(Web page and app entries)

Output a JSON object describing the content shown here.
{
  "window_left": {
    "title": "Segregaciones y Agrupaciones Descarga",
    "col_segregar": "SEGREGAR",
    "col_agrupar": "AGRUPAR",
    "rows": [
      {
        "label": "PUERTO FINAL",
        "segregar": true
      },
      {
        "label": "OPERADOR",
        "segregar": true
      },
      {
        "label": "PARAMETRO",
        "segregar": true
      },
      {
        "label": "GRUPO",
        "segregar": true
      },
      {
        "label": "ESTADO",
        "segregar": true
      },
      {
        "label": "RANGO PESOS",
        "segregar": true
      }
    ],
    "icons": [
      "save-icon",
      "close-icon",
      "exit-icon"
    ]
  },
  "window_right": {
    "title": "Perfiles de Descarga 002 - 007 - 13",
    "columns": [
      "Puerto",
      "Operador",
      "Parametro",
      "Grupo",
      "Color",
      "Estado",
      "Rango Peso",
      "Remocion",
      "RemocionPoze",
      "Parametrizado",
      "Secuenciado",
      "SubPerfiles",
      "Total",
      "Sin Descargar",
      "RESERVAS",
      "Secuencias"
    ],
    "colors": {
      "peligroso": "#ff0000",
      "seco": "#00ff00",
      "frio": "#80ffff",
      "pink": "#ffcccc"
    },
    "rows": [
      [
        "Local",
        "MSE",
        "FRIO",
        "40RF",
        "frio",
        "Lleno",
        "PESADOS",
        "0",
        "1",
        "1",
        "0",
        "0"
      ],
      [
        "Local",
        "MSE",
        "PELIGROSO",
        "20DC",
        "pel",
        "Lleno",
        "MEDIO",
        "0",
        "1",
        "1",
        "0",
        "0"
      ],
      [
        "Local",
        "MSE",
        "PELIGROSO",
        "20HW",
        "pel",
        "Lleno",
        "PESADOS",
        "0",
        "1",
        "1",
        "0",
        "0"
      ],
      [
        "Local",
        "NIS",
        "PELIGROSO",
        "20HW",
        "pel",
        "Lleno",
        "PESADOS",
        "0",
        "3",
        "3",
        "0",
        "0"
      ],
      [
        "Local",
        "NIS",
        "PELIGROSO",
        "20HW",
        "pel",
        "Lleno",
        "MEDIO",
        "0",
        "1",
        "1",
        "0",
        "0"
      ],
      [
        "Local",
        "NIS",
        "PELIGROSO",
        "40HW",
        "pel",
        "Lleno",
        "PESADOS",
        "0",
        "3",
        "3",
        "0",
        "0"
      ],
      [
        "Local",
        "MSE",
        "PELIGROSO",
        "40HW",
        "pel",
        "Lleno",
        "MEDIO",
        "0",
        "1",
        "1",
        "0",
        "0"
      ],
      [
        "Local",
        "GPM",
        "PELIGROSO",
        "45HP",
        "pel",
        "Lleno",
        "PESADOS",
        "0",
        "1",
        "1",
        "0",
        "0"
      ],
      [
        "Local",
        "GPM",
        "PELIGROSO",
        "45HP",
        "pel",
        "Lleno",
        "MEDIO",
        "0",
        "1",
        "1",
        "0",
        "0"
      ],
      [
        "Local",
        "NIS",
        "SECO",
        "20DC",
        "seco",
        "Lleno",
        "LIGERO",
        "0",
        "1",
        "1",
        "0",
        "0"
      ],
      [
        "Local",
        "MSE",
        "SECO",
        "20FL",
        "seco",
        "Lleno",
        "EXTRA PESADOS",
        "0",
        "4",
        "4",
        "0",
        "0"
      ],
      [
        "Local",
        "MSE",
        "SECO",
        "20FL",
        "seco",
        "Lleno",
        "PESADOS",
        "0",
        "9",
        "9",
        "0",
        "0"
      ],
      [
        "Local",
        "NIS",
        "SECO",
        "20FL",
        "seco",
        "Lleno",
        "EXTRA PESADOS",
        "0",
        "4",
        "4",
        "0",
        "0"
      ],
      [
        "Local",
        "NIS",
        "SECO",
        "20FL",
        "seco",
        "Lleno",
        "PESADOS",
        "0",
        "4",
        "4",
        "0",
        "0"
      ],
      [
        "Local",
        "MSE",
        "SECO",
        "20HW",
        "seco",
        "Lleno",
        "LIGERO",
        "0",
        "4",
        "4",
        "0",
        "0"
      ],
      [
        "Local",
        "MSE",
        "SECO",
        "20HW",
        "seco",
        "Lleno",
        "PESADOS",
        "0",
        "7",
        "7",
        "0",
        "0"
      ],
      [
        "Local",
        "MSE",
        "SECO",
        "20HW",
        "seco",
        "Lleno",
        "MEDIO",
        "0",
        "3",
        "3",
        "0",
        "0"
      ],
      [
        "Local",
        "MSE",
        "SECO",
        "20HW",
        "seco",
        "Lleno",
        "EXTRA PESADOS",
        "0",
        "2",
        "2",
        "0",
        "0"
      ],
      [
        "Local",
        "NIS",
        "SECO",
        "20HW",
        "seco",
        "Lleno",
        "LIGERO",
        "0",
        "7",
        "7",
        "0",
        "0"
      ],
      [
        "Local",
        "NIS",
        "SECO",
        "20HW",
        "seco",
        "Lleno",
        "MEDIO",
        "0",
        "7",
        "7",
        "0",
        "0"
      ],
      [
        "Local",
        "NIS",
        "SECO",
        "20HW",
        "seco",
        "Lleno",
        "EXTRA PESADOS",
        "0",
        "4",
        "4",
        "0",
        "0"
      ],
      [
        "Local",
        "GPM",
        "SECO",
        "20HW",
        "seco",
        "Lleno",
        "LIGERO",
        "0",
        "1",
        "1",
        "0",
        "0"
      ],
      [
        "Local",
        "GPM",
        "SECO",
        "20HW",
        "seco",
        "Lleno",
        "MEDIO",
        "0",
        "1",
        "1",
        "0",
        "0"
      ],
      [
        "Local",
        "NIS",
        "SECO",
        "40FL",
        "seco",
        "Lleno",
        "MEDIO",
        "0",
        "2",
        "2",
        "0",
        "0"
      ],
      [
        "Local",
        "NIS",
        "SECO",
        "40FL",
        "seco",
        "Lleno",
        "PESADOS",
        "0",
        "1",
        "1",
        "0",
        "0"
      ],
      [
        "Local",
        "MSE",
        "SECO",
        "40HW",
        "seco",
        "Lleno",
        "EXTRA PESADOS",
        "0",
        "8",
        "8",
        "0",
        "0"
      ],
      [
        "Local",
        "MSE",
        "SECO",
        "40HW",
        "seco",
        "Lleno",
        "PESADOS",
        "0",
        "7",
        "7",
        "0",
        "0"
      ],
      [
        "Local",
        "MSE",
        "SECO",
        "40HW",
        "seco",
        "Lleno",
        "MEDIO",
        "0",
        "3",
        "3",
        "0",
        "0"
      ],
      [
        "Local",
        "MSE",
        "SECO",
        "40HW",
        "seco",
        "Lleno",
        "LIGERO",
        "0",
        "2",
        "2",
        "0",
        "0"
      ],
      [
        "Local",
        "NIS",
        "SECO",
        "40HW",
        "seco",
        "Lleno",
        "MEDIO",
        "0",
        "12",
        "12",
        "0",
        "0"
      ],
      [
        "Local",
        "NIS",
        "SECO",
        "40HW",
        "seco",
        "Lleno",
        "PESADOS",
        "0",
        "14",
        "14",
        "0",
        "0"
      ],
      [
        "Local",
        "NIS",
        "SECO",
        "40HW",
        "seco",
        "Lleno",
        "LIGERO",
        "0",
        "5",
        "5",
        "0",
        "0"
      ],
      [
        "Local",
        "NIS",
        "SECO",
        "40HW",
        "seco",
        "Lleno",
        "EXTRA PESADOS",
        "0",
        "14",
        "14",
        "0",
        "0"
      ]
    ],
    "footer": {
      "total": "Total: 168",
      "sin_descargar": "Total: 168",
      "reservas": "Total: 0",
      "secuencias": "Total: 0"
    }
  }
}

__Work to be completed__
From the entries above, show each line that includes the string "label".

__Answer for this exercise__
        "label": "PUERTO FINAL",
        "label": "OPERADOR",
        "label": "PARAMETRO",
        "label": "GRUPO",
        "label": "ESTADO",
        "label": "RANGO PESOS",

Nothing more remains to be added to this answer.